Component data from apps and pages:
______

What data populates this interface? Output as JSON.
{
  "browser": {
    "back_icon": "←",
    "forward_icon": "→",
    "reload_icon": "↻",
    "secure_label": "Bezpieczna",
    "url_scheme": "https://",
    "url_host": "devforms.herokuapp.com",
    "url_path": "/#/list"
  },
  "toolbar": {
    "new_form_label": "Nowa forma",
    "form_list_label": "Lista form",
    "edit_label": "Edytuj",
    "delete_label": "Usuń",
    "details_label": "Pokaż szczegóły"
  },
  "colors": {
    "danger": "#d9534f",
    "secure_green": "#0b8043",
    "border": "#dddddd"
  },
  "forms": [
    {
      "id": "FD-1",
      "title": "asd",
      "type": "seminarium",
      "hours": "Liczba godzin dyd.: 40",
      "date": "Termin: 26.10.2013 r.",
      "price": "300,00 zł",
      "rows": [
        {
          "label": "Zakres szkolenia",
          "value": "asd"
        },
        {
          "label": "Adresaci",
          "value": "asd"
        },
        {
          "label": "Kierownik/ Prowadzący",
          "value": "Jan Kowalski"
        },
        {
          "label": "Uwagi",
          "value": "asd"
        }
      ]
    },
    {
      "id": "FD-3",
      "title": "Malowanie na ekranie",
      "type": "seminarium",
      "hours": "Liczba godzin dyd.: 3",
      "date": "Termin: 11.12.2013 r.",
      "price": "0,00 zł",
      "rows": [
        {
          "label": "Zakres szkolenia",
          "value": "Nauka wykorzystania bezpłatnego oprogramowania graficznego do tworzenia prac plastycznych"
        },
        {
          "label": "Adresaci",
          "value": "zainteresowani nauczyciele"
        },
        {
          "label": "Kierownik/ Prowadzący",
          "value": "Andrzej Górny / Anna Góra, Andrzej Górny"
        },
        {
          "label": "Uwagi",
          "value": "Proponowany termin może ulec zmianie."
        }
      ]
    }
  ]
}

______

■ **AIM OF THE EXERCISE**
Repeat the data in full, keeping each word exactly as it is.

■ **SOLUTION**
What data populates this interface? Output as JSON.
{
  "browser": {
    "back_icon": "←",
    "forward_icon": "→",
    "reload_icon": "↻",
    "secure_label": "Bezpieczna",
    "url_scheme": "https://",
    "url_host": "devforms.herokuapp.com",
    "url_path": "/#/list"
  },
  "toolbar": {
    "new_form_label": "Nowa forma",
    "form_list_label": "Lista form",
    "edit_label": "Edytuj",
    "delete_label": "Usuń",
    "details_label": "Pokaż szczegóły"
  },
  "colors": {
    "danger": "#d9534f",
    "secure_green": "#0b8043",
    "border": "#dddddd"
  },
  "forms": [
    {
      "id": "FD-1",
      "title": "asd",
      "type": "seminarium",
      "hours": "Liczba godzin dyd.: 40",
      "date": "Termin: 26.10.2013 r.",
      "price": "300,00 zł",
      "rows": [
        {
          "label": "Zakres szkolenia",
          "value": "asd"
        },
        {
          "label": "Adresaci",
          "value": "asd"
        },
        {
          "label": "Kierownik/ Prowadzący",
          "value": "Jan Kowalski"
        },
        {
          "label": "Uwagi",
          "value": "asd"
        }
      ]
    },
    {
      "id": "FD-3",
      "title": "Malowanie na ekranie",
      "type": "seminarium",
      "hours": "Liczba godzin dyd.: 3",
      "date": "Termin: 11.12.2013 r.",
      "price": "0,00 zł",
      "rows": [
        {
          "label": "Zakres szkolenia",
          "value": "Nauka wykorzystania bezpłatnego oprogramowania graficznego do tworzenia prac plastycznych"
        },
        {
          "label": "Adresaci",
          "value": "zainteresowani nauczyciele"
        },
        {
          "label": "Kierownik/ Prowadzący",
          "value": "Andrzej Górny / Anna Góra, Andrzej Górny"
        },
        {
          "label": "Uwagi",
          "value": "Proponowany termin może ulec zmianie."
        }
      ]
    }
  ]
}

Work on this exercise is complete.